Citizen science is helping out where specialist researchers can't cope with the flood of data – and where computers can't match the human brain.
Astronomers, trying to classify galaxies through their shapes, realised that they could not leave everything to computers. Machines are not good at pattern recognition, but humans are. The problem: there are billions of galaxies, and people get bored more quickly than computers.
The solution was ‘citizen science’. The astronomers set up a website called Galaxy Zoo and appealed worldwide for help to classify the galaxies according to shape. Immediately they received such a response that within a couple of days they were doing 70 000 galaxy classifications an hour.
‘Taken together those classifications are more accurate than those supplied by professional astronomers,’ said Chris Lintott, a professor of astronomy at the University of Oxford and one of the founders of Galaxy Zoo. ‘The crowd does not make mistakes, and it has endless enthusiasm for this task of sorting through pictures of the Universe.’
‘The crowd does not make mistakes, and it has endless enthusiasm for this task of sorting through pictures of the Universe.’
Professor Chris Lintott, Researcher and Citizen Science Lead, Department of Physics, University of Oxford
Involving the crowd adds a new option for carrying out scientific research. Before the 20th century, science was largely a field for enthusiastic individuals – ‘gentleman scientists’ with their own funds and plenty of free time, or scientifically minded industrialists. In the past half century, science has been professionalised, and is largely pursued by specialists in universities or research centres. Citizen science followed in the 1990s, as the internet allowed people in different locations to be guided and to contribute.
Citizens help analyse data
In some cases, the citizen scientists gather data that will be analysed by professional researchers. The EU launched its Citclops project in 2012 (Citizens’ Observatory for Coast and Ocean Optical Monitoring), aiming to get people to collect sea water samples for analysis for sewage and sediment content. By mobilising tourists and locals in northern Spain, the project is aiming to collect 16 000 inputs a day, compared with 130 when the work is left to inspectors.
From whale song to ancient climate records, Chris Lintott, a professor of astronomy at the University of Oxford, UK, believes in citizen science to digest huge amounts of the data scientists have to cope with. © CERN Galaxy Zoo works the other way round. Professional scientists gather the data through powerful telescopes that can register billions of galaxies. The shapes of galaxies indicate their histories, so collectively they tell the story of the Universe – but there aren’t enough specialists to classify them. Since it was set up in 2007, hundreds of thousands of people have helped carry out classifications.

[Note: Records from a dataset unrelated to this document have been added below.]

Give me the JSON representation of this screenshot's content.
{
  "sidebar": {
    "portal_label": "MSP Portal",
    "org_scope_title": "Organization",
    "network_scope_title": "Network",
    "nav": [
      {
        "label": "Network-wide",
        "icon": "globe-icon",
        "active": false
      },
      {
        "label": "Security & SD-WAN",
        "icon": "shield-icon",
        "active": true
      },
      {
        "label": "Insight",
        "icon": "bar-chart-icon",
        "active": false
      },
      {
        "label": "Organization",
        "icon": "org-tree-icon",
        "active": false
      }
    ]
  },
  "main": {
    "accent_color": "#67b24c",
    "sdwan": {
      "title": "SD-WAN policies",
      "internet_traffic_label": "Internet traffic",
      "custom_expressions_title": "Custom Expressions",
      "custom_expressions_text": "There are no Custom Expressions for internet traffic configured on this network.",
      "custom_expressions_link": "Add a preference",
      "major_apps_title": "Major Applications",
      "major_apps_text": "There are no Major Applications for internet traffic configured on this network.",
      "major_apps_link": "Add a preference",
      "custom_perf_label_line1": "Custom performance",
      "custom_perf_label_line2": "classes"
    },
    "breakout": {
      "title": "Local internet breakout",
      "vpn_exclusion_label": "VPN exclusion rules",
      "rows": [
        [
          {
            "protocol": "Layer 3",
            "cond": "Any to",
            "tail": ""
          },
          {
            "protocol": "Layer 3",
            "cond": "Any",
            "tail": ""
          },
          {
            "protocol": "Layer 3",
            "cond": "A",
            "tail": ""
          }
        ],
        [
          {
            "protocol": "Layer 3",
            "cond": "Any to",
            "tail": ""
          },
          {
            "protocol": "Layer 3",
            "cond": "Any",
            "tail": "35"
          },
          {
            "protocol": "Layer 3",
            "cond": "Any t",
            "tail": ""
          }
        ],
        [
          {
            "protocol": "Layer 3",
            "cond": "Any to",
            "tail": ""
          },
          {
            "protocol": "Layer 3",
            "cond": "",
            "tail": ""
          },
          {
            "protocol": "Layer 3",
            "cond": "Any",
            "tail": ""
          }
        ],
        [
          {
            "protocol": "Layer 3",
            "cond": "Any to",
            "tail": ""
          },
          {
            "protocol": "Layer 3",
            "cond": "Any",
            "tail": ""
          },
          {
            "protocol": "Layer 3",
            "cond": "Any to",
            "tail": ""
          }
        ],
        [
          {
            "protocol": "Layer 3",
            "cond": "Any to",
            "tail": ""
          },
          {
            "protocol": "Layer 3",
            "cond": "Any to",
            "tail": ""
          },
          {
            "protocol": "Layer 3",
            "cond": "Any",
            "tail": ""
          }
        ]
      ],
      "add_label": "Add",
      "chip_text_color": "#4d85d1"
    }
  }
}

The crowd sometimes also comes up with more than it is asked to. One volunteer spotted a strange blob underneath the galaxy she was classifying. It turned out to be a galaxy-sized gas cloud driven by a special type of black hole – something that astronomers were sure existed but had never observed.
Researchers in other disciplines face the same ‘data flood’ that overwhelms astronomers. So the idea has been expanded under Zooniverse, a collection of citizen science projects.
In ‘Old Weather’, volunteers digitally transcribe weather and sea ice data from the log books of United States Arctic exploration and research ships that were at sea between 1850 and 1950. They have transcribed more than a million pages of naval log books and recorded more than a million weather observations.
‘Whale FM’ is categorising the sounds made by killer whales and follows the travels of individual animals around the oceans: volunteers listen to an audio clip of whale sounds and view them in data form.
‘The solution is to invite millions of people to come along and join us in our scientific adventures,’ said Lintott. ‘This is science education, but it's also the cutting edge. People actually get to help us. We are not only educating these volunteers, but we can change their lives and we can change their attitudes to science as well.’
From droughts and forest fires to floods and big freezes, extreme weather events are on the rise. But to what extent are these linked to climate change? Just months before the world’s first wind monitoring satellite enters orbit, scientists have finalised a climate model with exceptional resolution, and the new tools will help identify how climate change impacts weather-related natural disasters like storm surges, hurricanes and heatwaves.
A theory developed with the late Professor Stephen Hawking stating that the universe is more simple and uniform than current models suggest was so shocking that it had to be sat on for a while before it was released to the world, according to co-author Professor Thomas Hertog from KU Leuven in Belgium.
The pioneering solar flight foundation Solar Impulse has launched an ‘Efficient Solution’ label for clean energy start-ups and innovations that can demonstrate their profitability, in a bid to boost investment in the sector.
Profitability, not altruism, set to spur investors.
Scientists are working out how to improve the quality of urban environments.
Co-author of Stephen Hawking's final paper talks about how their work goes beyond Einstein.